Starting up a self- funding tertiary institution in Hong Kong’s crowded university marketplace would not be easy, if it weren’t for the uniqueness of the proposition.
Tung Wah College, which has just opened for its first academic year, has distinguished itself with a first-of-its-kind co-operative programme for Hong Kong. And to manage this scheme through the Co-operative Education Resource Centre (CERC), it is on the lookout for an administrator and a couple of coordinators.
During the programme, students undergo 12 months in the workforce, in a full-time paid position. In so doing, the programme – which college president Professor Thomas Wong introduced after studying its practice at some North American universities – benefits both students and the companies.
Students join the partnering commercial or non-governmental organisations in the second or third year’s second semester, working from January to December.
“Work-based learning will create responsible employees, develop students’ communication and interpersonal skills, and help them master the Chinese and English languages,” says Wong. “The job may not be the same as their chosen field. It will open up their horizons,” he adds.
Students will need to apply for the full-time jobs and undergo a rigorous interview process, in which they will compete with their classmates and negotiate their own salaries.
To introduce them to working life, Year One students must learn to take care of their community, looking after classrooms, the laboratory, and library and making the campus greener. The best performing second year students can become mentors to their first-year contemporaries – a job for which they are paid.
They will also be required to study four courses during the year in classroom or web-based learning. Students are provided with tablet computers when they enrol at the college and there will be help stations manned by highly proficient IT students to help those having problems using their iPads.
The additional academic input makes the programme unique and helps students make sense of their experiences, while benefiting from keeping close ties with their tutors.

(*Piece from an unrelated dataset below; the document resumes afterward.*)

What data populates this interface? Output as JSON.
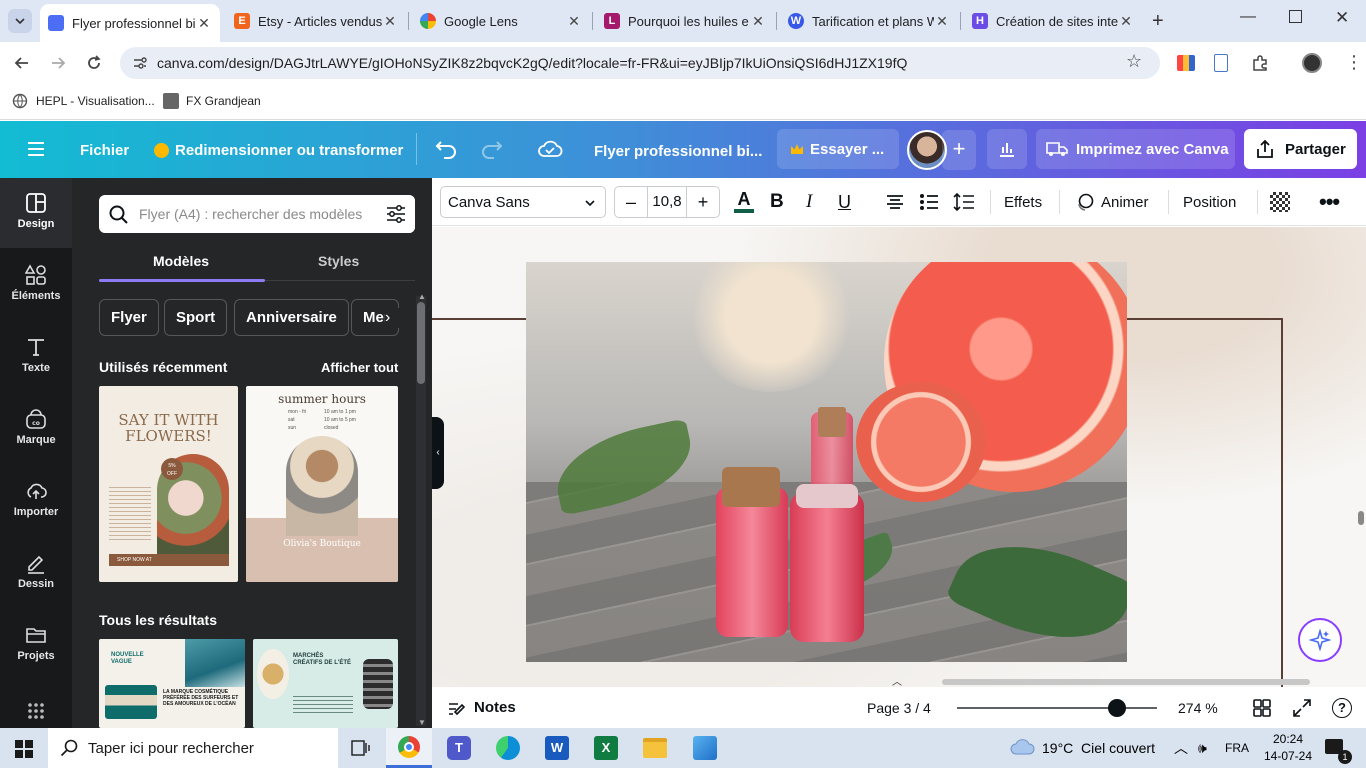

The already launched courses include a bachelor degree in business administration and a high-dip